_BRIEF_. For every line in the material, print that line exactly.

——————

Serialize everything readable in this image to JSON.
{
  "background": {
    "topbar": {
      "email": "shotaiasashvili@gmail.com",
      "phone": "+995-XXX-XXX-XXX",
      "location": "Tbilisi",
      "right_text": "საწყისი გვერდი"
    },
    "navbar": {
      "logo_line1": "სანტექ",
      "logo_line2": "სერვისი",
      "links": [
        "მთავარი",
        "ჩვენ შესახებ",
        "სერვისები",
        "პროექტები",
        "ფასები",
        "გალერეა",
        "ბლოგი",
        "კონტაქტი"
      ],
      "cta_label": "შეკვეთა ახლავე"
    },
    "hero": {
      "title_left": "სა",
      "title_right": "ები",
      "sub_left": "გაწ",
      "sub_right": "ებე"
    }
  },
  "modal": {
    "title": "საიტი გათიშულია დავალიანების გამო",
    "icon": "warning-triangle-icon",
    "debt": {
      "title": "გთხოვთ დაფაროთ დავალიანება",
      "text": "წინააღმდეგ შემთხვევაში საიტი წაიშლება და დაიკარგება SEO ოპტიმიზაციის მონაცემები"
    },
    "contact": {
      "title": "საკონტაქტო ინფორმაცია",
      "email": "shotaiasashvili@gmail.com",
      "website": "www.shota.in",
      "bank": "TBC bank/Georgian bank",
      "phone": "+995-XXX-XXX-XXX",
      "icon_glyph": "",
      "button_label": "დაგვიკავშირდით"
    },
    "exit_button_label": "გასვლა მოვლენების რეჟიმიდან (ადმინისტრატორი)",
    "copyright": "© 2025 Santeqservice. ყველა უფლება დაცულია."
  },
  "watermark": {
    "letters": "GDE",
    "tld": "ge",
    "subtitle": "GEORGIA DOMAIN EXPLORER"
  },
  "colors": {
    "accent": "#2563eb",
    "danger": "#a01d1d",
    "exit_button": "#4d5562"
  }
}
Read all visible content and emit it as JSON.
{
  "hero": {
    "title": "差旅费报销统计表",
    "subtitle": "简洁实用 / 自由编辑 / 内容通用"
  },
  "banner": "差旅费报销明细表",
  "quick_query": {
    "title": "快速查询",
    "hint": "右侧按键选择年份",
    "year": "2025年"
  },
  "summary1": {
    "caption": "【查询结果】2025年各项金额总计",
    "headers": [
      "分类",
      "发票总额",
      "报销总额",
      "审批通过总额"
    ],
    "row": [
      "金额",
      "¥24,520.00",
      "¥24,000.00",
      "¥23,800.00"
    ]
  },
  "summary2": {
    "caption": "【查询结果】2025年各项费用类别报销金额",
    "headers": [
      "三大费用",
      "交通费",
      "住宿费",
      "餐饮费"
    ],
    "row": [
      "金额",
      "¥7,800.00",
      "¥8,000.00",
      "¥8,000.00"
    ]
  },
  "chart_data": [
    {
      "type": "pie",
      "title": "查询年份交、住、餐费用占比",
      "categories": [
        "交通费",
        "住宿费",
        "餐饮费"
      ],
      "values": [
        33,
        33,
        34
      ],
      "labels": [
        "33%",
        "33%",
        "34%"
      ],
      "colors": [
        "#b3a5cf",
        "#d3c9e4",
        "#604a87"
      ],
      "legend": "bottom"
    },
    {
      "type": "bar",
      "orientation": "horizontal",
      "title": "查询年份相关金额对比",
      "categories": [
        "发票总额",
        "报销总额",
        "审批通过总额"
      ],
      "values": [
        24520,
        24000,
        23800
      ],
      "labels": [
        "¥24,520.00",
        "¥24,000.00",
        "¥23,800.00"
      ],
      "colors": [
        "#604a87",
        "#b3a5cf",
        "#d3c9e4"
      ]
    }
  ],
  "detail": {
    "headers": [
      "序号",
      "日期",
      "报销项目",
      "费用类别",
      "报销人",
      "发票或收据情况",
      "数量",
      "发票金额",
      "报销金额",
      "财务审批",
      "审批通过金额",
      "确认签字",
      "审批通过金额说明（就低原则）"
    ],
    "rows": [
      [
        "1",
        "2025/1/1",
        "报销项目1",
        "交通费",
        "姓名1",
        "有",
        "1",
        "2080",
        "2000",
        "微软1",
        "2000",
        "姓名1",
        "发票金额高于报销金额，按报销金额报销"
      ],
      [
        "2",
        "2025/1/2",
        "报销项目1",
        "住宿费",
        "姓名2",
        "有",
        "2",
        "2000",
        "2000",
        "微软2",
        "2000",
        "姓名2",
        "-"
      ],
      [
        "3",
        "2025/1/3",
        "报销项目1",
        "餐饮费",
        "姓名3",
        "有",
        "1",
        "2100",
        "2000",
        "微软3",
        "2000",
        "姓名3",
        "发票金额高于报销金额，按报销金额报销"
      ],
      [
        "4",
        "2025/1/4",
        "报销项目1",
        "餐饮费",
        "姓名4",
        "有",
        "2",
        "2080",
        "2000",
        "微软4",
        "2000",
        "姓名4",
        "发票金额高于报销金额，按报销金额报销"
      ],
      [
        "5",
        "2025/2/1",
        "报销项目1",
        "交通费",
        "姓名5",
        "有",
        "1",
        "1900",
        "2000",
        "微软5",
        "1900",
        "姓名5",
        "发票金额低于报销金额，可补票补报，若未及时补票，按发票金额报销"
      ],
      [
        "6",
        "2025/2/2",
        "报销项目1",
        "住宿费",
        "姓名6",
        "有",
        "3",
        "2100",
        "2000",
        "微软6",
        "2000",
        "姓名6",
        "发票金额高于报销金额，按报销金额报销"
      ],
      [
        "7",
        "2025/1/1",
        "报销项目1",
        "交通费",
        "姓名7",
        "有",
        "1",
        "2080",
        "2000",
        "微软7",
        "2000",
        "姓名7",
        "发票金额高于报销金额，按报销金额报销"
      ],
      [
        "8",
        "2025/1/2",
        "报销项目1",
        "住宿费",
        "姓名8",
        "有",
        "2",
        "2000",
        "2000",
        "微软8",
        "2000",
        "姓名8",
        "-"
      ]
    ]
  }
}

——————

_RESULT OF THE TASK_.
Serialize everything readable in this image to JSON.
{
  "background": {
    "topbar": {
      "email": "shotaiasashvili@gmail.com",
      "phone": "+995-XXX-XXX-XXX",
      "location": "Tbilisi",
      "right_text": "საწყისი გვერდი"
    },
    "navbar": {
      "logo_line1": "სანტექ",
      "logo_line2": "სერვისი",
      "links": [
        "მთავარი",
        "ჩვენ შესახებ",
        "სერვისები",
        "პროექტები",
        "ფასები",
        "გალერეა",
        "ბლოგი",
        "კონტაქტი"
      ],
      "cta_label": "შეკვეთა ახლავე"
    },
    "hero": {
      "title_left": "სა",
      "title_right": "ები",
      "sub_left": "გაწ",
      "sub_right": "ებე"
    }
  },
  "modal": {
    "title": "საიტი გათიშულია დავალიანების გამო",
    "icon": "warning-triangle-icon",
    "debt": {
      "title": "გთხოვთ დაფაროთ დავალიანება",
      "text": "წინააღმდეგ შემთხვევაში საიტი წაიშლება და დაიკარგება SEO ოპტიმიზაციის მონაცემები"
    },
    "contact": {
      "title": "საკონტაქტო ინფორმაცია",
      "email": "shotaiasashvili@gmail.com",
      "website": "www.shota.in",
      "bank": "TBC bank/Georgian bank",
      "phone": "+995-XXX-XXX-XXX",
      "icon_glyph": "",
      "button_label": "დაგვიკავშირდით"
    },
    "exit_button_label": "გასვლა მოვლენების რეჟიმიდან (ადმინისტრატორი)",
    "copyright": "© 2025 Santeqservice. ყველა უფლება დაცულია."
  },
  "watermark": {
    "letters": "GDE",
    "tld": "ge",
    "subtitle": "GEORGIA DOMAIN EXPLORER"
  },
  "colors": {
    "accent": "#2563eb",
    "danger": "#a01d1d",
    "exit_button": "#4d5562"
  }
}
Read all visible content and emit it as JSON.
{
  "hero": {
    "title": "差旅费报销统计表",
    "subtitle": "简洁实用 / 自由编辑 / 内容通用"
  },
  "banner": "差旅费报销明细表",
  "quick_query": {
    "title": "快速查询",
    "hint": "右侧按键选择年份",
    "year": "2025年"
  },
  "summary1": {
    "caption": "【查询结果】2025年各项金额总计",
    "headers": [
      "分类",
      "发票总额",
      "报销总额",
      "审批通过总额"
    ],
    "row": [
      "金额",
      "¥24,520.00",
      "¥24,000.00",
      "¥23,800.00"
    ]
  },
  "summary2": {
    "caption": "【查询结果】2025年各项费用类别报销金额",
    "headers": [
      "三大费用",
      "交通费",
      "住宿费",
      "餐饮费"
    ],
    "row": [
      "金额",
      "¥7,800.00",
      "¥8,000.00",
      "¥8,000.00"
    ]
  },
  "chart_data": [
    {
      "type": "pie",
      "title": "查询年份交、住、餐费用占比",
      "categories": [
        "交通费",
        "住宿费",
        "餐饮费"
      ],
      "values": [
        33,
        33,
        34
      ],
      "labels": [
        "33%",
        "33%",
        "34%"
      ],
      "colors": [
        "#b3a5cf",
        "#d3c9e4",
        "#604a87"
      ],
      "legend": "bottom"
    },
    {
      "type": "bar",
      "orientation": "horizontal",
      "title": "查询年份相关金额对比",
      "categories": [
        "发票总额",
        "报销总额",
        "审批通过总额"
      ],
      "values": [
        24520,
        24000,
        23800
      ],
      "labels": [
        "¥24,520.00",
        "¥24,000.00",
        "¥23,800.00"
      ],
      "colors": [
        "#604a87",
        "#b3a5cf",
        "#d3c9e4"
      ]
    }
  ],
  "detail": {
    "headers": [
      "序号",
      "日期",
      "报销项目",
      "费用类别",
      "报销人",
      "发票或收据情况",
      "数量",
      "发票金额",
      "报销金额",
      "财务审批",
      "审批通过金额",
      "确认签字",
      "审批通过金额说明（就低原则）"
    ],
    "rows": [
      [
        "1",
        "2025/1/1",
        "报销项目1",
        "交通费",
        "姓名1",
        "有",
        "1",
        "2080",
        "2000",
        "微软1",
        "2000",
        "姓名1",
        "发票金额高于报销金额，按报销金额报销"
      ],
      [
        "2",
        "2025/1/2",
        "报销项目1",
        "住宿费",
        "姓名2",
        "有",
        "2",
        "2000",
        "2000",
        "微软2",
        "2000",
        "姓名2",
        "-"
      ],
      [
        "3",
        "2025/1/3",
        "报销项目1",
        "餐饮费",
        "姓名3",
        "有",
        "1",
        "2100",
        "2000",
        "微软3",
        "2000",
        "姓名3",
        "发票金额高于报销金额，按报销金额报销"
      ],
      [
        "4",
        "2025/1/4",
        "报销项目1",
        "餐饮费",
        "姓名4",
        "有",
        "2",
        "2080",
        "2000",
        "微软4",
        "2000",
        "姓名4",
        "发票金额高于报销金额，按报销金额报销"
      ],
      [
        "5",
        "2025/2/1",
        "报销项目1",
        "交通费",
        "姓名5",
        "有",
        "1",
        "1900",
        "2000",
        "微软5",
        "1900",
        "姓名5",
        "发票金额低于报销金额，可补票补报，若未及时补票，按发票金额报销"
      ],
      [
        "6",
        "2025/2/2",
        "报销项目1",
        "住宿费",
        "姓名6",
        "有",
        "3",
        "2100",
        "2000",
        "微软6",
        "2000",
        "姓名6",
        "发票金额高于报销金额，按报销金额报销"
      ],
      [
        "7",
        "2025/1/1",
        "报销项目1",
        "交通费",
        "姓名7",
        "有",
        "1",
        "2080",
        "2000",
        "微软7",
        "2000",
        "姓名7",
        "发票金额高于报销金额，按报销金额报销"
      ],
      [
        "8",
        "2025/1/2",
        "报销项目1",
        "住宿费",
        "姓名8",
        "有",
        "2",
        "2000",
        "2000",
        "微软8",
        "2000",
        "姓名8",
        "-"
      ]
    ]
  }
}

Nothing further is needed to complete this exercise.